So for the hurdler that sought to just do something dangerous and join the sub-13 club last season, the aim has shifted to, “wanting to do something legendary… in 2013.”  And to that task, Nehemiah states, “I want that name ‘Aries Merritt’ to be one of the signature names every time you talk about the hurdles … I want him to be the force that I used to be where you don’t go to a track meet unless your there to watch the hurdle race.”

Careful not to get too far ahead of himself but believing, “He will be in [his] prime at that time,” Merritt feels, “as a hurdler you get better with age,” and hence remains cautiously optimistic regarding the promise of Brazil 2016 where a defense of his Olympic gold title would permanently cement his hurdling legacy becoming the first man since Roger Kingdom in 1984 Los Angeles and 1988 Seoul to repeat as Olympic 100-meter Hurdles Champion.

But more immediately are the 2013 World Championships in Moscow which Merritt understands to be a reinforcing component to his other worldly 2012 season as well as a key building block to his legacy.

“Outdoor, I’m going to run the majority of the Diamond League races … because it’s all going to be part of preparation,” stated Merritt acknowledging an existing “discrepancy” as both he and 2011 World Champion Jason Richardson are both the owners of automatic entry bids for the IAAF 2013 World Championships.

An IAAF rule change in Nov. of  2011 awarded Diamond League winners an automatic ‘wildcard’ entry into the World Championships.

And as it is ever year in late June, the top three of each event from the USA Track & Field Championships will make the U.S. Team; however, the unique situation of dual wildcard recipients as yet remains unresolved by USATF.   “I don’t know if they’re allowed to take both,” questioned Merritt still awaiting an answer from the governing body as it will alter his training, “If I don’t run USA’s I’ll be able to train through that meet as opposed to trying to peak for that meet.”

Nehemiah ultimately clarified, “If you have a wildcard, you will have to go to USA Championships; you don’t have to obviously place, but you have to at least enter and run one round.”  Hence, alleviating the critical, nerve-racking process for Merritt of first having to make the team in order to compete on the world stage.

And in 2013, with the recent withdrawal of Cuba’s Dayon Robles and China’s Liu Xiang succumbed to a fully ruptured Achilles tendon, it is a stage that will be absent both former world record holders for the foreseeable future.

“It’s a blow to our event because that’s what made my event so exciting because it just wasn’t an American that could win; it was a Chinese or Cuban that could challenge as well,” explaining Merritt believing it may, “hurt the event a little bit, but as long as we keep having people line-up that are running fast times, I think we’ll be alright.”
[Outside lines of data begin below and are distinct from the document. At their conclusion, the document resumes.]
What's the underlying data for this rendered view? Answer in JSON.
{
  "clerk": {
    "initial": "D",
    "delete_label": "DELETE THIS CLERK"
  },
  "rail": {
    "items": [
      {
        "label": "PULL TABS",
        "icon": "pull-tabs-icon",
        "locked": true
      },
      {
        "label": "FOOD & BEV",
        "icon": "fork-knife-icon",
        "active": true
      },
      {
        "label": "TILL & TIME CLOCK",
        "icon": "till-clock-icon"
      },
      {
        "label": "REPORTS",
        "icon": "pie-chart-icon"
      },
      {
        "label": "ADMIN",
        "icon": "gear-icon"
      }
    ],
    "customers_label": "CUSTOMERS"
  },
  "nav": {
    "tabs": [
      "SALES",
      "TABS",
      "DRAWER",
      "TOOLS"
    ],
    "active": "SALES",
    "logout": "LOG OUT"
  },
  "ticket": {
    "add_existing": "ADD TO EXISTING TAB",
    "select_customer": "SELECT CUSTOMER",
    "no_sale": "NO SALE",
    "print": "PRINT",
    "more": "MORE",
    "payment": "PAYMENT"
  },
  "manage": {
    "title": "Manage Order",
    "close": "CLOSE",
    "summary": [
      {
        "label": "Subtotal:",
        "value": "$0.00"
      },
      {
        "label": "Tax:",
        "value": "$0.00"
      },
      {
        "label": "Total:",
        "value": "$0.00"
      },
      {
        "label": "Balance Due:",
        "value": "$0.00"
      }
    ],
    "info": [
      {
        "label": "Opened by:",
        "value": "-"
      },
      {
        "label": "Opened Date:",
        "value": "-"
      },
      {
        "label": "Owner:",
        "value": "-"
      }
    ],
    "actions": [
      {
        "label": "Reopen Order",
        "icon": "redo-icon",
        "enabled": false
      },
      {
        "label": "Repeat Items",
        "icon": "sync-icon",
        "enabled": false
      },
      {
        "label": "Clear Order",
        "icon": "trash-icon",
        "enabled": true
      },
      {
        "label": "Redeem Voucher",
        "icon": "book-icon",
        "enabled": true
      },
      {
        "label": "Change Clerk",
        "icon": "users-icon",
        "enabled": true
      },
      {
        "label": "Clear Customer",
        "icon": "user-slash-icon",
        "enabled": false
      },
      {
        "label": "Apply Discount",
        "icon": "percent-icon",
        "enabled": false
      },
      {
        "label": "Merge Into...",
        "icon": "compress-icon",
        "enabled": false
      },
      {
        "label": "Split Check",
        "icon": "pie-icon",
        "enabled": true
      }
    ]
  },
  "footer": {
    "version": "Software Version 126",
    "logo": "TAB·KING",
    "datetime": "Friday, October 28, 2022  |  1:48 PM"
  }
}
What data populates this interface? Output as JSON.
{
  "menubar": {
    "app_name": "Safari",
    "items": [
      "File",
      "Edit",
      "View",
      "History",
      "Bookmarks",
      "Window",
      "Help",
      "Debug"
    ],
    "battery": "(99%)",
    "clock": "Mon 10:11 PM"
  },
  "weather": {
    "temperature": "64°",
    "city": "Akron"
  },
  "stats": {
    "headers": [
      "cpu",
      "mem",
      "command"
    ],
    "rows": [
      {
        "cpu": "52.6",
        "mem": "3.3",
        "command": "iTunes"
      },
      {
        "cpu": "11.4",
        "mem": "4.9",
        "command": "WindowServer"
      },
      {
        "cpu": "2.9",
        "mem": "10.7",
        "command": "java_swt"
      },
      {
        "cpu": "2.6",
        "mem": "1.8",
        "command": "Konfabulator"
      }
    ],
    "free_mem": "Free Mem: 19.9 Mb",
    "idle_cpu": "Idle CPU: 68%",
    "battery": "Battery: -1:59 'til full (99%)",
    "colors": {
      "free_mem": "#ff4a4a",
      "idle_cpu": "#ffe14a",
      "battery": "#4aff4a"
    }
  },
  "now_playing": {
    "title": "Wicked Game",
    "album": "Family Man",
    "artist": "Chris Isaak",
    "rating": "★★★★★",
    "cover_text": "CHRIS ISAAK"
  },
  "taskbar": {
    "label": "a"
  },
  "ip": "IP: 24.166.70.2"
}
Nehemiah concludes, “I think it’s slim pickings as far as people who can run under thirteen, who are out there right now, and so for the sport itself, all eyes are on Aries.”